    De Matteis T, Mencagli G (2016) Parallel patterns for window-based stateful operators on data streams: an algorithmic skeleton approach. Int J Parallel Program 45(2):382–401CrossRefGoogle Scholar
  10. 10.
    del Rio Astorga D, Dolz MF, Sanchez LM, Blas JG, García JD (2016) A C++ generic parallel pattern interface for stream processing, pp 74–87. Springer International Publishing, Cham. doi: 10.1007/978-3-319-49583-5
  11. 11.
    Evans J (2011) Scalable memory allocation using jemalloc. Facebook notesGoogle Scholar
  12. 12.
    Falt Z, Kruliš M, Bednárek D, Yaghob J, Zavoral F (2015) Towards efficient locality aware parallel data stream processing. J Univ Comput Sci 21(6):816–841MathSciNetGoogle Scholar
  13. 13.
    Michael MM (2004) Scalable lock-free dynamic memory allocation. SIGPLAN Not 39(6):35–46CrossRefGoogle Scholar
  14. 14.
    Perera S, Suhothayan S (2015) Solution patterns for realtime streaming analytics. In: Proceedings of the 9th ACM International Conference on Distributed Event-based Systems, DEBS ’15, pp 247–255. ACM, New York. doi: 10.1145/2675743.2774214
  15. 15.
    Reinders J (2007) Intel threading building blocks, 1st edn. O’Reilly & Associates Inc, SebastopolGoogle Scholar
  16. 16.
    Risco-Martín JL, Colmenar JM, Hidalgo JI, Lanchares J, Díaz J (2014) A methodology to automatically optimize dynamic memory managers applying grammatical evolution. J Syst Softw 91:109–123CrossRefGoogle Scholar
  17. 17.
    Sattler KU, Beier F (2013) Towards elastic stream processing: patterns and infrastructure. In: Cormode G, Yi K, Deligiannakis A, Garofalakis MN (eds.) BD3@VLDB, CEUR Workshop Proceedings, vol 1018, pp 49–54. CEUR-WS.org. http://dblp.uni-trier.de/db/conf/vldb/bd32013.html#SattlerB13
  18. 18.
    Wu J, Tan KL, Zhou Y (2007) Window-oblivious join: a data-driven memory management scheme for stream join. In: 19th International Conference on Scientific and Statistical Database Management (SSDBM 2007), pp 21. doi: 10.1109/SSDBM.2007.43
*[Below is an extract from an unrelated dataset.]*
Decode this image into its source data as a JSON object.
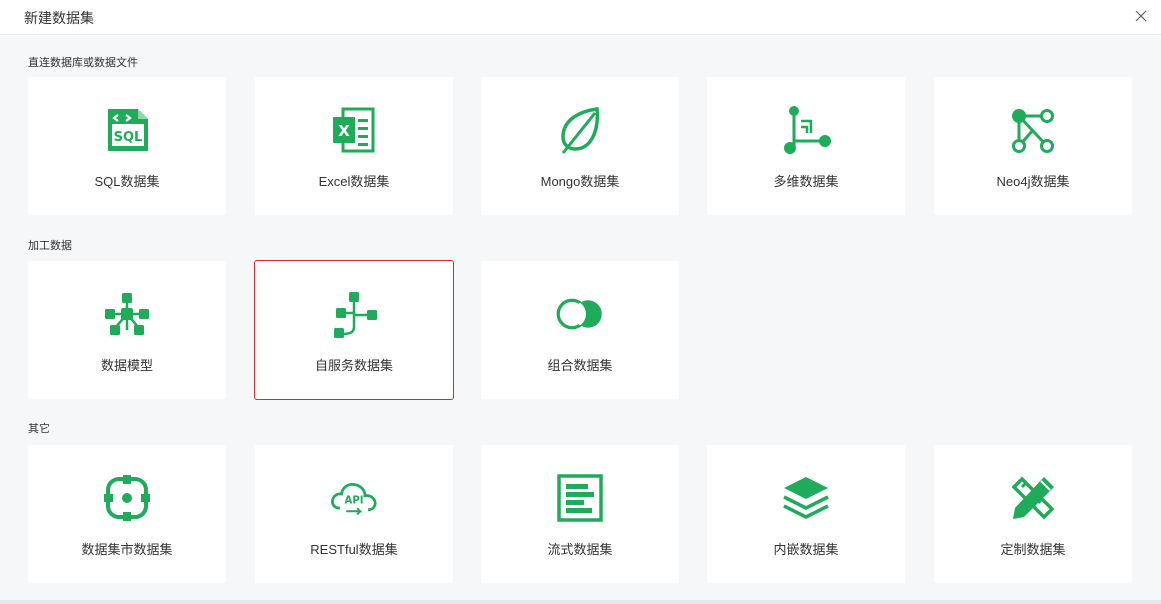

Copyright information

© Springer Science+Business Media, LLC 2017

Authors and Affiliations

  1. 1.Department of Computer ScienceUniversity of PisaPisaItaly
  2. 2.Department of Computer ScienceUniversity of TurinTurinItaly

Personalised recommendations